__REQUIRED ACTION__.
Your answer must be every line of the data that contains "title".
——
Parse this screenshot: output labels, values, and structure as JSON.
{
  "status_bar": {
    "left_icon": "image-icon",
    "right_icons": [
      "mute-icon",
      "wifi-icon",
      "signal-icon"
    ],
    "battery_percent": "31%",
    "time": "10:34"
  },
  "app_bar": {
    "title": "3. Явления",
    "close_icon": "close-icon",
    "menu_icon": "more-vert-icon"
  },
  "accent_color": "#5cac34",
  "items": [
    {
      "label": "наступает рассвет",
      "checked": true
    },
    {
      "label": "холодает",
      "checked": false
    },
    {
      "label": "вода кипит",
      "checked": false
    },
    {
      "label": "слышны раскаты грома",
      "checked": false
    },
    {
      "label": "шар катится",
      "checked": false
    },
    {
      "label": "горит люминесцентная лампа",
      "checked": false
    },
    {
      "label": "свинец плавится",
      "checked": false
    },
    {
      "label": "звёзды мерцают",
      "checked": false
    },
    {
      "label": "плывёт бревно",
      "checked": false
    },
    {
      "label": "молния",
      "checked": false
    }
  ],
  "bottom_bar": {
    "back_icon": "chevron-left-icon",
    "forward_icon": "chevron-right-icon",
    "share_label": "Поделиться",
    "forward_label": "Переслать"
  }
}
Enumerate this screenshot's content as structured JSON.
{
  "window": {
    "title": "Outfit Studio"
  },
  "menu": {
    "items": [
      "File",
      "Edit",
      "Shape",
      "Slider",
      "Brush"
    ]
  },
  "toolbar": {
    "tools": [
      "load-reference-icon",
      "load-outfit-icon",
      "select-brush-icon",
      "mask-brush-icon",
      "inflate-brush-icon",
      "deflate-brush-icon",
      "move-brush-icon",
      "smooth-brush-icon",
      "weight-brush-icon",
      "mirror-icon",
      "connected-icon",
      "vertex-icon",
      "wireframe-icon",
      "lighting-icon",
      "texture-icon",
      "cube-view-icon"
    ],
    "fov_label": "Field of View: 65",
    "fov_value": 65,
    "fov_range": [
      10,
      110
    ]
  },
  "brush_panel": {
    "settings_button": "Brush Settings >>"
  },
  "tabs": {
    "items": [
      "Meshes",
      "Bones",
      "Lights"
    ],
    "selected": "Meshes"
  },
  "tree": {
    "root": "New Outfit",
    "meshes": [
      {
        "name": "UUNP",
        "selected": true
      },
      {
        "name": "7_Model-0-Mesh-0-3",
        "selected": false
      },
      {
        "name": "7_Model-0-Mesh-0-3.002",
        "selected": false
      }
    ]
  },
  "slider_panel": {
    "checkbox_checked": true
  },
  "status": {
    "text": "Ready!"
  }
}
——
__EXPECTED OUTPUT__.
    "title": "3. Явления",
    "title": "Outfit Studio"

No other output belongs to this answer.